Recognized as Martyr for the Faith
Date for beatification to be set
(ANS – Vatican City) – On Wednesday, March 27, 2013, Pope Francis gave an audience to Cardinal Angelo Amato, prefect of the Congregation for Saints’ Causes. During the audience the Supreme Pontiff authorized the Congregation to promulgate the decree of martyrdom for Servant of God Stephen Sandor, a professed brother in the Society of St. Francis de Sales; he was born at Szolnok, Hungary, on October 26, 1914, and put to death out of hatred for the Faith at Budapest on June 8, 1953.
[CNS reports that two other martyrs were recognized at the same time: Franciscan Father Giuseppe Girotti, an opponent of Italy's fascist government who died at Dachau in 1945, and Romanian Father Vladimir Ghika, killed by the Communists in 1954.]
Stephen Sandor came to know about Don Bosco through the Salesian Bulletin and immediately felt attracted to the Salesian charism. In 1936 he was accepted at the Clarisseum in Budapest, where he did a two-year aspirantate. He attended courses in printing technology at the Don Bosco Press. He began his novitiate but had to interrupt it when he was called to military service. In 1939 he was able to take up his novitiate again and eventually made his first profession on September 8, 1940 as a coadjutor brother.
He was assigned to the Clarisseum and was actively involved in vocational education. He was also an assistant at the youth center and promoted the Young Catholic Workers. At the end of World War II, he began working for the material and moral rebuilding of society, giving special attention to poor youth. His interest was in gathering them up and teaching them a trade.
In 1949 the Communist government under Matyas Rakosi, confiscated all ecclesiastical goods and began the persecution of Catholic schools. Bro. Sandor tried to save what could be saved. Almost overnight religious found themselves reduced to nothing and had to disband. Bro. Sandor had to leave his printing operations – which had gained recognition – and “disappear,” but instead of fleeing to the West he stayed in the country so he could keep working for Hungarian youth. He managed to find employment in a detergent factory in the capital, and fearlessly but clandestinely kept up his apostolate, while knowing that it was a strictly forbidden activity. In July 1952 he was taken into custody at his workplace and was never seen again by his confreres. An official document shows that he was condemned to death and hanged on June 8, 1953.
“Let us give thanks to God for this gift of the Church to the Salesian Family during the Year of Faith,” Fr. Pierluigi Cameroni, postulator general for the Salesian Family, said. “The new martyr, Stephen Sandor, a Salesian brother, is a shining witness and intercessor who followed in Don Bosco's footsteps by offering the young the Gospel of joy through a pedagogy of kindness and by giving his own life.
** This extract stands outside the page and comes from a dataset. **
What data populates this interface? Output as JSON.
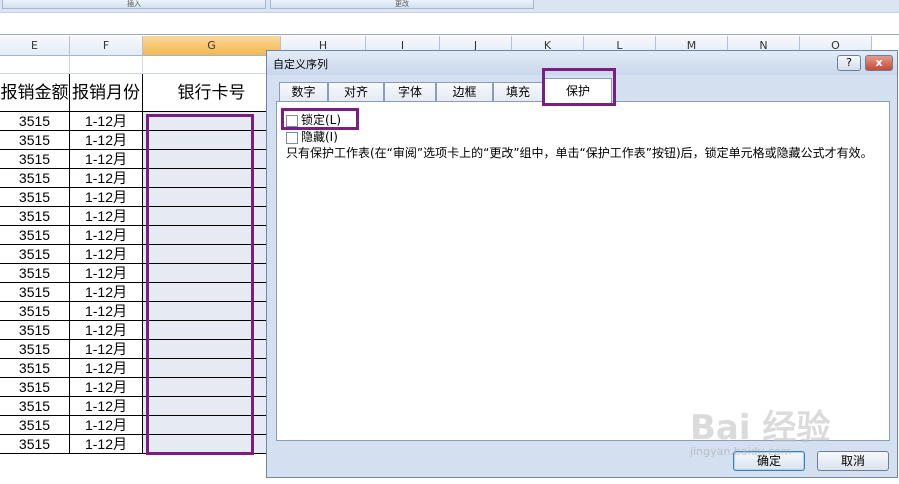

Let us be grateful to Pope Francis for this special gift at the beginning of his papal ministry.”
The decree of martyrdom will now be prepared by the Congregation for Saints’ Causes in collaboration with the postulator general. Following this, a date will be set for the beatification, given that a martyr does not need a miracle. His complete sacrifice in the act of martyrdom, as the highest testimony to the Christian Faith, is considered to be the supreme act in his “sequela Christi.”